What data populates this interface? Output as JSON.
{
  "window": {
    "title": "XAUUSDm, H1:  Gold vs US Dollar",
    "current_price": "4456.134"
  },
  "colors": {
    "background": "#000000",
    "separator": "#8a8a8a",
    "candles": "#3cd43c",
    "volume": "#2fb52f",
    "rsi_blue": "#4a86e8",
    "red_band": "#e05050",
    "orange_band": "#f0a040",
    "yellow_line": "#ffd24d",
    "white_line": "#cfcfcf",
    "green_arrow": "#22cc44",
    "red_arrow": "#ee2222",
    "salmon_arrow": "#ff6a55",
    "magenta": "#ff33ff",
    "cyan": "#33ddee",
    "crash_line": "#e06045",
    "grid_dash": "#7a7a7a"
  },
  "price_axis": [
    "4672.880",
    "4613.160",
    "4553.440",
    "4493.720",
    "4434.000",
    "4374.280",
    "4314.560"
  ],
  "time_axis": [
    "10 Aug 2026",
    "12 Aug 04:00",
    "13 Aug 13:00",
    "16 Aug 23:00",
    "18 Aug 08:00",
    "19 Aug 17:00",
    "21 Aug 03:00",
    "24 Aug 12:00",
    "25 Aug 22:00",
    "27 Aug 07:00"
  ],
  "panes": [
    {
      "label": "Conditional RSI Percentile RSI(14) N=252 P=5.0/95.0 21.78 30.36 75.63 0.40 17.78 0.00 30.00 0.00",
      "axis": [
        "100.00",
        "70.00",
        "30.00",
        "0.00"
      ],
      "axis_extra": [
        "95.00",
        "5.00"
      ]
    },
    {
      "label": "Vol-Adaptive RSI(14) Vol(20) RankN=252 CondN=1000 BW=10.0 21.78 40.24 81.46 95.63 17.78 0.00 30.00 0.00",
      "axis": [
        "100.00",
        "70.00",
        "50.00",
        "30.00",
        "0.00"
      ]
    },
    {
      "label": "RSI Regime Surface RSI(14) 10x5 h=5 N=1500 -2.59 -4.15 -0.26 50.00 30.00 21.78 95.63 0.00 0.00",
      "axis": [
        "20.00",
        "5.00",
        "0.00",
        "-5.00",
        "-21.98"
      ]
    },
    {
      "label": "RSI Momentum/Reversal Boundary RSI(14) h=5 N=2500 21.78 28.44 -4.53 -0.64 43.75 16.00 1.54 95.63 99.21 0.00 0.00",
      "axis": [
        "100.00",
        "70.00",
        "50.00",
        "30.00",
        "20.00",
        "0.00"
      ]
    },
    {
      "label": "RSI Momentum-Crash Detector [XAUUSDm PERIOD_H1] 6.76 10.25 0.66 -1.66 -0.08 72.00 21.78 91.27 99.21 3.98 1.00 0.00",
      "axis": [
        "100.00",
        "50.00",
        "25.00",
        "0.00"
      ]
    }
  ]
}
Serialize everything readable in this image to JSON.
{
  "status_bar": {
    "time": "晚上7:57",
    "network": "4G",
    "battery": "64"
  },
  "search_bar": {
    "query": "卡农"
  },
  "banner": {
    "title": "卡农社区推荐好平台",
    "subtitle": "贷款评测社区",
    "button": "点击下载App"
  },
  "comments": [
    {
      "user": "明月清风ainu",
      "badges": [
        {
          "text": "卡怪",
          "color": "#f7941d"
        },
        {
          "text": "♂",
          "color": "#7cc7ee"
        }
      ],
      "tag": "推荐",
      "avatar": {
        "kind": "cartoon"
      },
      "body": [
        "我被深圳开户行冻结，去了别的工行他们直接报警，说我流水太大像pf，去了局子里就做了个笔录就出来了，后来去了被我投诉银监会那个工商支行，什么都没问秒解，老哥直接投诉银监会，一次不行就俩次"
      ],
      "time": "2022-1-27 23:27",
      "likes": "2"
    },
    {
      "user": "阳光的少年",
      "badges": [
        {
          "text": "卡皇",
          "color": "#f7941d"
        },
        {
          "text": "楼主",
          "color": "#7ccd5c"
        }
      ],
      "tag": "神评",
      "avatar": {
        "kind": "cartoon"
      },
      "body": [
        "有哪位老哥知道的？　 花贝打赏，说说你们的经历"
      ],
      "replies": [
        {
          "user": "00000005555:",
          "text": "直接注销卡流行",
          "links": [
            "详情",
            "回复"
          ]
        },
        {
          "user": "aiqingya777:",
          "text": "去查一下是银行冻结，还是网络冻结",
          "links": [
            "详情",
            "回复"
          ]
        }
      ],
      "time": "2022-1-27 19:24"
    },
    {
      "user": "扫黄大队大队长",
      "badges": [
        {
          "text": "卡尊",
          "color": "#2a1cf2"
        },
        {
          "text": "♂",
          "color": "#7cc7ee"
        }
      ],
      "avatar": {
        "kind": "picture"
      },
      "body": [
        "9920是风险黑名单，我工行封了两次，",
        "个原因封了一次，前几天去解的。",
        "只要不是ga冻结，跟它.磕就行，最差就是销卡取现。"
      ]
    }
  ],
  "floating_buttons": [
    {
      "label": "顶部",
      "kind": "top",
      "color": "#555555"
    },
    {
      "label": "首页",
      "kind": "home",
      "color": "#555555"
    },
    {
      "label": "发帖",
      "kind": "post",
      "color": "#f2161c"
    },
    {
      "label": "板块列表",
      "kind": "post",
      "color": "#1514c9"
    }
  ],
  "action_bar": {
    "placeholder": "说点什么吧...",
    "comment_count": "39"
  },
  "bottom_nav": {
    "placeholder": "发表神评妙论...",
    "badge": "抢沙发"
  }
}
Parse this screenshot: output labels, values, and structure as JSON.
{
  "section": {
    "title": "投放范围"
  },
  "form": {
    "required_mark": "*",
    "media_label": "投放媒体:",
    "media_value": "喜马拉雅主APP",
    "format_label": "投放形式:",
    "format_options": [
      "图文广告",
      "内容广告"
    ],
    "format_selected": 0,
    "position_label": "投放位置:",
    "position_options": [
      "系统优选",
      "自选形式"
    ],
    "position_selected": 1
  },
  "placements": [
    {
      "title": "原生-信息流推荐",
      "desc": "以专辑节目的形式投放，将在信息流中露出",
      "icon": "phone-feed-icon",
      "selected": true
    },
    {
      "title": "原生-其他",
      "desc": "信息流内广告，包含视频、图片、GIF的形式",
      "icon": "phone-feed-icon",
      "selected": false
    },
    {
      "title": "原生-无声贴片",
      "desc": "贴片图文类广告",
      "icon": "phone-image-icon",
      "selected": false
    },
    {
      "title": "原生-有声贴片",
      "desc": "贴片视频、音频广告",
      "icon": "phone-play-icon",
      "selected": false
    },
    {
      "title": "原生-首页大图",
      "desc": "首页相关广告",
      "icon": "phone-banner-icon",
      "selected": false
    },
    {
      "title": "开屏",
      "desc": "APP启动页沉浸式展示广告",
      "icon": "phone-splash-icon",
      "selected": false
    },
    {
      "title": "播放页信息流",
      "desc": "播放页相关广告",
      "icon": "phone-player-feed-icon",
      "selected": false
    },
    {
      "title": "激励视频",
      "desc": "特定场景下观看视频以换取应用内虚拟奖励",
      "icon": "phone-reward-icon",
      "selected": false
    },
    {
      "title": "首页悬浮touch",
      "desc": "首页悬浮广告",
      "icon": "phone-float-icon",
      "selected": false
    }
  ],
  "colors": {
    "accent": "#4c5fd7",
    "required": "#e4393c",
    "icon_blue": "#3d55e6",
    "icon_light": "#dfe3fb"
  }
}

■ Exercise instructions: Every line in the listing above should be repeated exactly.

■ Result of the exercise:
What data populates this interface? Output as JSON.
{
  "window": {
    "title": "XAUUSDm, H1:  Gold vs US Dollar",
    "current_price": "4456.134"
  },
  "colors": {
    "background": "#000000",
    "separator": "#8a8a8a",
    "candles": "#3cd43c",
    "volume": "#2fb52f",
    "rsi_blue": "#4a86e8",
    "red_band": "#e05050",
    "orange_band": "#f0a040",
    "yellow_line": "#ffd24d",
    "white_line": "#cfcfcf",
    "green_arrow": "#22cc44",
    "red_arrow": "#ee2222",
    "salmon_arrow": "#ff6a55",
    "magenta": "#ff33ff",
    "cyan": "#33ddee",
    "crash_line": "#e06045",
    "grid_dash": "#7a7a7a"
  },
  "price_axis": [
    "4672.880",
    "4613.160",
    "4553.440",
    "4493.720",
    "4434.000",
    "4374.280",
    "4314.560"
  ],
  "time_axis": [
    "10 Aug 2026",
    "12 Aug 04:00",
    "13 Aug 13:00",
    "16 Aug 23:00",
    "18 Aug 08:00",
    "19 Aug 17:00",
    "21 Aug 03:00",
    "24 Aug 12:00",
    "25 Aug 22:00",
    "27 Aug 07:00"
  ],
  "panes": [
    {
      "label": "Conditional RSI Percentile RSI(14) N=252 P=5.0/95.0 21.78 30.36 75.63 0.40 17.78 0.00 30.00 0.00",
      "axis": [
        "100.00",
        "70.00",
        "30.00",
        "0.00"
      ],
      "axis_extra": [
        "95.00",
        "5.00"
      ]
    },
    {
      "label": "Vol-Adaptive RSI(14) Vol(20) RankN=252 CondN=1000 BW=10.0 21.78 40.24 81.46 95.63 17.78 0.00 30.00 0.00",
      "axis": [
        "100.00",
        "70.00",
        "50.00",
        "30.00",
        "0.00"
      ]
    },
    {
      "label": "RSI Regime Surface RSI(14) 10x5 h=5 N=1500 -2.59 -4.15 -0.26 50.00 30.00 21.78 95.63 0.00 0.00",
      "axis": [
        "20.00",
        "5.00",
        "0.00",
        "-5.00",
        "-21.98"
      ]
    },
    {
      "label": "RSI Momentum/Reversal Boundary RSI(14) h=5 N=2500 21.78 28.44 -4.53 -0.64 43.75 16.00 1.54 95.63 99.21 0.00 0.00",
      "axis": [
        "100.00",
        "70.00",
        "50.00",
        "30.00",
        "20.00",
        "0.00"
      ]
    },
    {
      "label": "RSI Momentum-Crash Detector [XAUUSDm PERIOD_H1] 6.76 10.25 0.66 -1.66 -0.08 72.00 21.78 91.27 99.21 3.98 1.00 0.00",
      "axis": [
        "100.00",
        "50.00",
        "25.00",
        "0.00"
      ]
    }
  ]
}
Serialize everything readable in this image to JSON.
{
  "status_bar": {
    "time": "晚上7:57",
    "network": "4G",
    "battery": "64"
  },
  "search_bar": {
    "query": "卡农"
  },
  "banner": {
    "title": "卡农社区推荐好平台",
    "subtitle": "贷款评测社区",
    "button": "点击下载App"
  },
  "comments": [
    {
      "user": "明月清风ainu",
      "badges": [
        {
          "text": "卡怪",
          "color": "#f7941d"
        },
        {
          "text": "♂",
          "color": "#7cc7ee"
        }
      ],
      "tag": "推荐",
      "avatar": {
        "kind": "cartoon"
      },
      "body": [
        "我被深圳开户行冻结，去了别的工行他们直接报警，说我流水太大像pf，去了局子里就做了个笔录就出来了，后来去了被我投诉银监会那个工商支行，什么都没问秒解，老哥直接投诉银监会，一次不行就俩次"
      ],
      "time": "2022-1-27 23:27",
      "likes": "2"
    },
    {
      "user": "阳光的少年",
      "badges": [
        {
          "text": "卡皇",
          "color": "#f7941d"
        },
        {
          "text": "楼主",
          "color": "#7ccd5c"
        }
      ],
      "tag": "神评",
      "avatar": {
        "kind": "cartoon"
      },
      "body": [
        "有哪位老哥知道的？　 花贝打赏，说说你们的经历"
      ],
      "replies": [
        {
          "user": "00000005555:",
          "text": "直接注销卡流行",
          "links": [
            "详情",
            "回复"
          ]
        },
        {
          "user": "aiqingya777:",
          "text": "去查一下是银行冻结，还是网络冻结",
          "links": [
            "详情",
            "回复"
          ]
        }
      ],
      "time": "2022-1-27 19:24"
    },
    {
      "user": "扫黄大队大队长",
      "badges": [
        {
          "text": "卡尊",
          "color": "#2a1cf2"
        },
        {
          "text": "♂",
          "color": "#7cc7ee"
        }
      ],
      "avatar": {
        "kind": "picture"
      },
      "body": [
        "9920是风险黑名单，我工行封了两次，",
        "个原因封了一次，前几天去解的。",
        "只要不是ga冻结，跟它.磕就行，最差就是销卡取现。"
      ]
    }
  ],
  "floating_buttons": [
    {
      "label": "顶部",
      "kind": "top",
      "color": "#555555"
    },
    {
      "label": "首页",
      "kind": "home",
      "color": "#555555"
    },
    {
      "label": "发帖",
      "kind": "post",
      "color": "#f2161c"
    },
    {
      "label": "板块列表",
      "kind": "post",
      "color": "#1514c9"
    }
  ],
  "action_bar": {
    "placeholder": "说点什么吧...",
    "comment_count": "39"
  },
  "bottom_nav": {
    "placeholder": "发表神评妙论...",
    "badge": "抢沙发"
  }
}
Parse this screenshot: output labels, values, and structure as JSON.
{
  "section": {
    "title": "投放范围"
  },
  "form": {
    "required_mark": "*",
    "media_label": "投放媒体:",
    "media_value": "喜马拉雅主APP",
    "format_label": "投放形式:",
    "format_options": [
      "图文广告",
      "内容广告"
    ],
    "format_selected": 0,
    "position_label": "投放位置:",
    "position_options": [
      "系统优选",
      "自选形式"
    ],
    "position_selected": 1
  },
  "placements": [
    {
      "title": "原生-信息流推荐",
      "desc": "以专辑节目的形式投放，将在信息流中露出",
      "icon": "phone-feed-icon",
      "selected": true
    },
    {
      "title": "原生-其他",
      "desc": "信息流内广告，包含视频、图片、GIF的形式",
      "icon": "phone-feed-icon",
      "selected": false
    },
    {
      "title": "原生-无声贴片",
      "desc": "贴片图文类广告",
      "icon": "phone-image-icon",
      "selected": false
    },
    {
      "title": "原生-有声贴片",
      "desc": "贴片视频、音频广告",
      "icon": "phone-play-icon",
      "selected": false
    },
    {
      "title": "原生-首页大图",
      "desc": "首页相关广告",
      "icon": "phone-banner-icon",
      "selected": false
    },
    {
      "title": "开屏",
      "desc": "APP启动页沉浸式展示广告",
      "icon": "phone-splash-icon",
      "selected": false
    },
    {
      "title": "播放页信息流",
      "desc": "播放页相关广告",
      "icon": "phone-player-feed-icon",
      "selected": false
    },
    {
      "title": "激励视频",
      "desc": "特定场景下观看视频以换取应用内虚拟奖励",
      "icon": "phone-reward-icon",
      "selected": false
    },
    {
      "title": "首页悬浮touch",
      "desc": "首页悬浮广告",
      "icon": "phone-float-icon",
      "selected": false
    }
  ],
  "colors": {
    "accent": "#4c5fd7",
    "required": "#e4393c",
    "icon_blue": "#3d55e6",
    "icon_light": "#dfe3fb"
  }
}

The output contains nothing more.